Additionally, if you experience impairments that negatively impact your everyday mental abilities, you may qualify for the disability tax credit (DTC). The disability tax credit relieves you of costs to take care of disabilities and reduces the taxes you pay. If you are approved to receive the DTC, you may also qualify for the Registered Disability Savings Plan (RDSP) that helps Canadians living with disabilities to save money tax-free.
Likewise, you may be able to claim short-term disability for mental health issues that affect your attention, concentration, and perception of reality.
How to get short-term disability coverage for mental health Issues
If you’re an employee
If you are not able to work at all, or are unable to continue working at your current job due to mental health challenges, you can take some time off using your company’s paid sick leave. If you do not have sick leave benefits or have exceeded your sick leave days, you can apply for short-term disability benefits through your employer’s group plan.
If you’re self-employed
Self-employed individuals or contractors can use an existing short-term disability coverage from a private insurer, or apply for Employment Insurance (EI) sickness benefits, provided they have made adequate contributions in the year.
Worker’s Compensation Benefits
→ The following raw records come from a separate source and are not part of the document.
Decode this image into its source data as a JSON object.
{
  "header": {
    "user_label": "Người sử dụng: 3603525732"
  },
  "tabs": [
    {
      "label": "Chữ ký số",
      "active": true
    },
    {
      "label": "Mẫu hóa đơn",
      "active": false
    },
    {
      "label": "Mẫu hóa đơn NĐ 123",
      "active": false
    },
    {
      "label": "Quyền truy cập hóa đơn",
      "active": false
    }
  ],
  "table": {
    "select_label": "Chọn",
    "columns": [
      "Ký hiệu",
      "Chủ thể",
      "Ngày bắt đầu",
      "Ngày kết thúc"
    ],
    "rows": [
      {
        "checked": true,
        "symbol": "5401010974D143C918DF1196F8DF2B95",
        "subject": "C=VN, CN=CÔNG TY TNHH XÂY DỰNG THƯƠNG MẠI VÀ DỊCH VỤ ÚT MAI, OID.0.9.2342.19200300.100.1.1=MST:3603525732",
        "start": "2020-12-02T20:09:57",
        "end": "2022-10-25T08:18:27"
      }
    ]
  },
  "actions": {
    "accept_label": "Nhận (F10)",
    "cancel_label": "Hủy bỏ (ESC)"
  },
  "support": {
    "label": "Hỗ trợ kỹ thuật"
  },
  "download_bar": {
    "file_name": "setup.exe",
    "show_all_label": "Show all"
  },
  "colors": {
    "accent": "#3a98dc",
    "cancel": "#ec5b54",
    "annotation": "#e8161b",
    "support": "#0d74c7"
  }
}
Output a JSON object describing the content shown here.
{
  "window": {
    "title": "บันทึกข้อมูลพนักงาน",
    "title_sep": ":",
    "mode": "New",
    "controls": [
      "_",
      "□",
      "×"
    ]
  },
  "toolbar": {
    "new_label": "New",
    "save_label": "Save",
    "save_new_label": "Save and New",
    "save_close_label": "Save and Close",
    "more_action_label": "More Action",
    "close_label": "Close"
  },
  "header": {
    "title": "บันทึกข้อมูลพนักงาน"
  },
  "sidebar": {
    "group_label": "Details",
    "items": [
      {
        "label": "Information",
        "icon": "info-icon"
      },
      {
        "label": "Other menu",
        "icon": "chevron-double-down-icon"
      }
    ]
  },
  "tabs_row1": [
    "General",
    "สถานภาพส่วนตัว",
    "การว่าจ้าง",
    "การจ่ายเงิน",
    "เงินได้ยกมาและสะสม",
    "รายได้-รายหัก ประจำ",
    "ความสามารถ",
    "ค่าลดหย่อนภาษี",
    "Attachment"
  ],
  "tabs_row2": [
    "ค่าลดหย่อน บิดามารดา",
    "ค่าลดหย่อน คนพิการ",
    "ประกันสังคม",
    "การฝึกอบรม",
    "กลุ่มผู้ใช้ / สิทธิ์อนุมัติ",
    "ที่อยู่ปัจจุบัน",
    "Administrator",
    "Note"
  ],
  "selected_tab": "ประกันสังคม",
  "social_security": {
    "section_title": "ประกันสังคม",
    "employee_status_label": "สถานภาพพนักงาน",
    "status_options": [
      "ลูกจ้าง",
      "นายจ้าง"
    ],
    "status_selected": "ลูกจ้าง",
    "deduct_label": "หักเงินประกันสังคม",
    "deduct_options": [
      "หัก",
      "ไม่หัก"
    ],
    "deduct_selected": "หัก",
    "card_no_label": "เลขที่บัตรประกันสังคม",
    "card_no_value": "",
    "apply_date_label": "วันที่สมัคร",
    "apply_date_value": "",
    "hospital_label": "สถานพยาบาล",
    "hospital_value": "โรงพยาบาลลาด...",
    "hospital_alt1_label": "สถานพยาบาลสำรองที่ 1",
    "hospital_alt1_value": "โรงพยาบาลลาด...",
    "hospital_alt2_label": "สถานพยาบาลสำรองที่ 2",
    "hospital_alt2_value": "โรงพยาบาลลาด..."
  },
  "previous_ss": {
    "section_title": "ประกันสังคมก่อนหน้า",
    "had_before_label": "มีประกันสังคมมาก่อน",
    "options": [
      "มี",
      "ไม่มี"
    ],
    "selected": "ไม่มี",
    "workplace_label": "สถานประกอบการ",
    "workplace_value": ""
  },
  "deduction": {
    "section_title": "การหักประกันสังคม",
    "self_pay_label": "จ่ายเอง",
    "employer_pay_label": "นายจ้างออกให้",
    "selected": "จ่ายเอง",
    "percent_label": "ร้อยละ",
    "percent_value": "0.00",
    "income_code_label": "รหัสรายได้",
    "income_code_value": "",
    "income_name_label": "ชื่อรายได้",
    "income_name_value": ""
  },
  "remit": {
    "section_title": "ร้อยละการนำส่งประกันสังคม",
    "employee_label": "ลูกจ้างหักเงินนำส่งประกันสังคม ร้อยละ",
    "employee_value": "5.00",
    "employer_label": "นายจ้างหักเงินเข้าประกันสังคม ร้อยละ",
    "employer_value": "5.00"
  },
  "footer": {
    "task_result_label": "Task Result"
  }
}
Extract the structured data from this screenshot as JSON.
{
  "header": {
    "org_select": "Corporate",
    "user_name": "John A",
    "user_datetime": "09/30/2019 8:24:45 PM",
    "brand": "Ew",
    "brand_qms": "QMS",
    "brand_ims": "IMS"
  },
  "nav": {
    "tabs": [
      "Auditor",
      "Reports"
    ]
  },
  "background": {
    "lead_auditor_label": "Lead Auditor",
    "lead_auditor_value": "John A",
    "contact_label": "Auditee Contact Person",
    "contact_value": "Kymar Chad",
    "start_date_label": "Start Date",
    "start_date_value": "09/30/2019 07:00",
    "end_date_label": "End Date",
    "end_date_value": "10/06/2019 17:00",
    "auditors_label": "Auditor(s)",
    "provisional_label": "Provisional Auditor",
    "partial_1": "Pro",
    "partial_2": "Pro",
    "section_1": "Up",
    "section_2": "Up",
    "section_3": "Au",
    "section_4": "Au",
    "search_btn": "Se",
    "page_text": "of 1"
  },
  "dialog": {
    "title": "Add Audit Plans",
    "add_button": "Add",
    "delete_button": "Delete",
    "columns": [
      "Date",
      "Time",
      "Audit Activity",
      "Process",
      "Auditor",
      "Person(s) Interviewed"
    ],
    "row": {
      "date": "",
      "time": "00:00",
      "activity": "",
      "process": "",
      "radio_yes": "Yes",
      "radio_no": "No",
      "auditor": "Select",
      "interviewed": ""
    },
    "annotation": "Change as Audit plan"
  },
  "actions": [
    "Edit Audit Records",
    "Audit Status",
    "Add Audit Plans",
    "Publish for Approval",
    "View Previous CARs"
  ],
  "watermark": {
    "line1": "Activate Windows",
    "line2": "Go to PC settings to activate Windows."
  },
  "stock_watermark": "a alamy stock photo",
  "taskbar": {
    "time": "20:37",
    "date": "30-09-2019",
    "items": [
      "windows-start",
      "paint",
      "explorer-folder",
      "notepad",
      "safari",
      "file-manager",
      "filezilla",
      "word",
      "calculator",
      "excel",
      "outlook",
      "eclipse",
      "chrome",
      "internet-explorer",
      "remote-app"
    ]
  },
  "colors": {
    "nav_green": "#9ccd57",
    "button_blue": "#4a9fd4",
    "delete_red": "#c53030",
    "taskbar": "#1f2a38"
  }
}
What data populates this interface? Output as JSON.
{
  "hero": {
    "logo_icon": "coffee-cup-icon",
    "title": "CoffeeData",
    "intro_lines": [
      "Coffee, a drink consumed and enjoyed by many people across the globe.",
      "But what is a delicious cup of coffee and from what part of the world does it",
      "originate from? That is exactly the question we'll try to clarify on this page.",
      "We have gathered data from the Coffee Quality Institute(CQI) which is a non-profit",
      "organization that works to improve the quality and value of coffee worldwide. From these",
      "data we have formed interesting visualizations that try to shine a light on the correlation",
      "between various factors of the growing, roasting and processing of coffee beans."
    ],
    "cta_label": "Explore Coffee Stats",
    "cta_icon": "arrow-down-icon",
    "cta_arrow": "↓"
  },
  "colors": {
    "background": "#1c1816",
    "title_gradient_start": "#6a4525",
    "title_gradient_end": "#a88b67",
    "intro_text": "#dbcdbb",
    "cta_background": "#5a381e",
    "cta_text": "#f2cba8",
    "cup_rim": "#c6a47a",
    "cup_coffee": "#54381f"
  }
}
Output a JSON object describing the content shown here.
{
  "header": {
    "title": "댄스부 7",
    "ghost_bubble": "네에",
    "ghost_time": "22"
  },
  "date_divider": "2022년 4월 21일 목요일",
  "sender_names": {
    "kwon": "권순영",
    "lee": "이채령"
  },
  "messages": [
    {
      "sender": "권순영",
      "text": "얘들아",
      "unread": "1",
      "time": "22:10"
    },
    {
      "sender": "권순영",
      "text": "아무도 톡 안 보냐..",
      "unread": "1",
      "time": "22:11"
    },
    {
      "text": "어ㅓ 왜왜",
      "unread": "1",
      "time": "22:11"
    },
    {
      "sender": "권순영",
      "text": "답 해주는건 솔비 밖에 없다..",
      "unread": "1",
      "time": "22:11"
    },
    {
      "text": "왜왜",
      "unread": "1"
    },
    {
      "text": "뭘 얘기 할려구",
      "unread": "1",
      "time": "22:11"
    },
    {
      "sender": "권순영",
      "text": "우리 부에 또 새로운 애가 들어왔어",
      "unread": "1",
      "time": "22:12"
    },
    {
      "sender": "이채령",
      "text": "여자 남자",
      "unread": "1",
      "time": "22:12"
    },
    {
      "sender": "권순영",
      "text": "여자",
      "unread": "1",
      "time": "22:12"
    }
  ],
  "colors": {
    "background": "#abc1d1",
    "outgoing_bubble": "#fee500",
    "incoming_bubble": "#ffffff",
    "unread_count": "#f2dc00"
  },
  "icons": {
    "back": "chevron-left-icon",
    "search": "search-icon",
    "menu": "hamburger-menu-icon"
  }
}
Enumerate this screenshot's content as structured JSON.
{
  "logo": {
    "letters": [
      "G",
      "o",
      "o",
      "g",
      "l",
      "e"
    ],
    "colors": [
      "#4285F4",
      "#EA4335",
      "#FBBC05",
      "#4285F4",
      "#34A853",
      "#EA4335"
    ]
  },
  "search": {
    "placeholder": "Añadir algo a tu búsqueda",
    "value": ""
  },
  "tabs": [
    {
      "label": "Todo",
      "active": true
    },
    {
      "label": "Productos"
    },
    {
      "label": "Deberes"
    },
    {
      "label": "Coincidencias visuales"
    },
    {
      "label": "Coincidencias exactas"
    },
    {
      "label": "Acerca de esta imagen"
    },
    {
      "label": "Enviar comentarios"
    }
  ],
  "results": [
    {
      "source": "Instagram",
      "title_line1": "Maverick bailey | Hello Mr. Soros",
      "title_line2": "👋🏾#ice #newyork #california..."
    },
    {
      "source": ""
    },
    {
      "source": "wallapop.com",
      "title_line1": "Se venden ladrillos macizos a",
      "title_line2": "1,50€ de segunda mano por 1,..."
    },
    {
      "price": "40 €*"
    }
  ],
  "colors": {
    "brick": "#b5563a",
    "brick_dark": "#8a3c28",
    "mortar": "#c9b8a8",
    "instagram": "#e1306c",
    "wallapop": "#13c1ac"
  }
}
Unlike physical injuries and sicknesses linked to work operations, it can be difficult to attribute mental health issues to work functions. However, if you can provide records and prove that you are unable to work due to mental health illnesses that are work-related, you may claim workers’ compensation benefits.
CPP & QPP
You can also access Canada Pension Plan (CPP) disability benefits or the Quebec Pension Plan (QPP) disability benefits if you contributed to the plan for the year and meet the eligibility requirements.
Some provinces provide benefits for disabilities related to mental health issues. If you have little to no income due to a mental health problem, you can contact your province to see what benefits they provide.
When a short-term disability becomes long-term
Sometimes, your time off work due to mental health issues can extend beyond periods covered by short-term disability. In this case, you can explore long-term disability insurance plans that replace a percentage of your income for life or an extended period.
Finding the right short-term disability insurance
Before you purchase a disability insurance policy, research disability insurance providers to find good coverage for an affordable premium. Compare the terms, cost, coverage, and requirements across insurers to get the best policy.
FAQs about short-term disability insurance and mental health
You may be able to claim short-term disability for mental health issues if your insurance policy covers your specific condition. Check with your human resources department to confirm if your group plan covers mental health illnesses or your private insurer.
The Centre for Addiction and Mental Health (CAMH) lists Attention Deficit Hyperactivity Disorder (ADHD) as one of the diagnoses that impact mental health. ADHD may be mild or severe in some cases. Some insurance companies provide coverage for ADHD as a mental health disability when it is severe and impedes your ability to work.
Generally, mental health issues become a disability when they impair your everyday life functions.
The mental health conditions that qualify for disability vary across insurance providers. Some examples of mental health conditions that may qualify for disability are depression, Alzheimer’s, ADHD, schizophrenia, and anxiety disorder.
To claim mental health disability, you need to check if your company’s group insurance policy or your private insurance policy covers mental health issues. If you have coverage for mental health issues, you need to provide medical reports and evidence to show that your mental health challenges make you unable to work.